▶ [Requirement]: Report each line of the material below where the word "zoom" can be found.

▶ [Information given]:
--------
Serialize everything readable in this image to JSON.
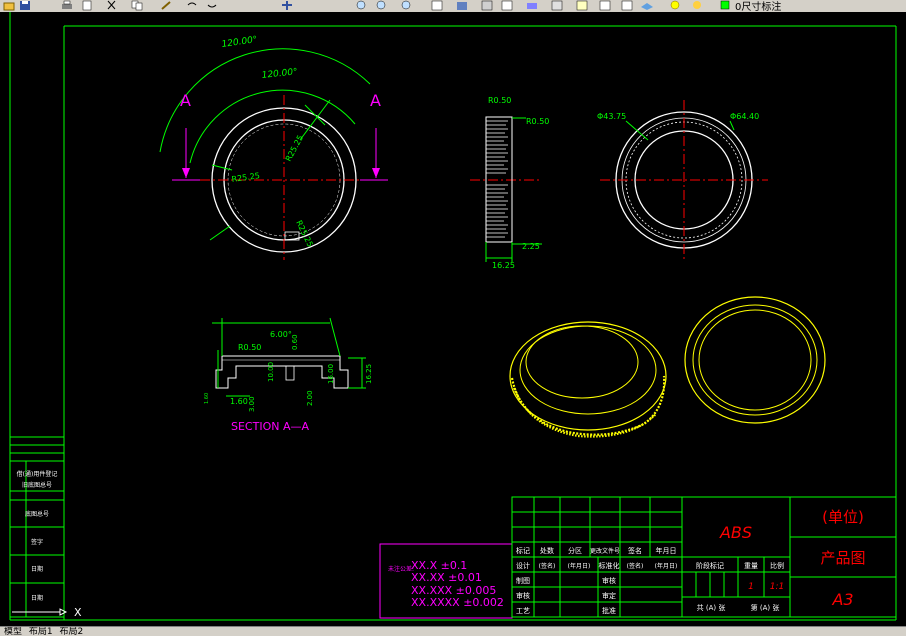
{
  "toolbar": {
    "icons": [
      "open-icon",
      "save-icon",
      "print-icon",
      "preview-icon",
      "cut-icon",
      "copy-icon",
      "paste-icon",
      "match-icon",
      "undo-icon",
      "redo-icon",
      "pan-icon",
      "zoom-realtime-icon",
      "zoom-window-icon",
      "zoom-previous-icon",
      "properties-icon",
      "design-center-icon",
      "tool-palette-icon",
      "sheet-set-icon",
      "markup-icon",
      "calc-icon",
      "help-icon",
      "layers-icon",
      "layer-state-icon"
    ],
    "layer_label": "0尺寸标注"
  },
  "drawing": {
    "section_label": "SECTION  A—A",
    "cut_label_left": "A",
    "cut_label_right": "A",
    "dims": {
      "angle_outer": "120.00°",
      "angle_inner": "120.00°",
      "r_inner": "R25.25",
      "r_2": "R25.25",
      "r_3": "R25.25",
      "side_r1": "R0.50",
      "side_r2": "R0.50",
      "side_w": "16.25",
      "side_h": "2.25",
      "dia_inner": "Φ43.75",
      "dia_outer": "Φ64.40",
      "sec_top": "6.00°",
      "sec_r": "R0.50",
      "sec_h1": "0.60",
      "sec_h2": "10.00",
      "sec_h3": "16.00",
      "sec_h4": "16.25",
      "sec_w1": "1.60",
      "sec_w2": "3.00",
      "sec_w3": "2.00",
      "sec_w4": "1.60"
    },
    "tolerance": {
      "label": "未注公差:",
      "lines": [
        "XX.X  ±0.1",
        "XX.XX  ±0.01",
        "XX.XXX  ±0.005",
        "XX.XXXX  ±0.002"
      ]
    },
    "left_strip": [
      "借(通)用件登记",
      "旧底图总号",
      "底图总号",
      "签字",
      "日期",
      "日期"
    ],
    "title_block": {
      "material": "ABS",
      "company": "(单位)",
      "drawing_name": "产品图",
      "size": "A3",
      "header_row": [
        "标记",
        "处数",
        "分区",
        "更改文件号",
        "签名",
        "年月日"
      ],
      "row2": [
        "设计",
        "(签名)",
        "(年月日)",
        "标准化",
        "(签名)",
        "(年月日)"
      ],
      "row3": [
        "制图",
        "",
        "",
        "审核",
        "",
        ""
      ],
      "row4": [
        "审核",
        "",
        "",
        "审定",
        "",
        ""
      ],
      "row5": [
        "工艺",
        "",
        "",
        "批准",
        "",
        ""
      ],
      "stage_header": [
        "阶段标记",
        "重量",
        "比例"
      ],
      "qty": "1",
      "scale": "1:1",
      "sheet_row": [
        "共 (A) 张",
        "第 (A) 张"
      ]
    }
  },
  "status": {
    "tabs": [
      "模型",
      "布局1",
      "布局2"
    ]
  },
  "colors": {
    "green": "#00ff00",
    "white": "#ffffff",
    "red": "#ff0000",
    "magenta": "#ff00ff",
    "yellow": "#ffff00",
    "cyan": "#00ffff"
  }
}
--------
▶ [Output below]:
      "zoom-realtime-icon",
      "zoom-window-icon",
      "zoom-previous-icon",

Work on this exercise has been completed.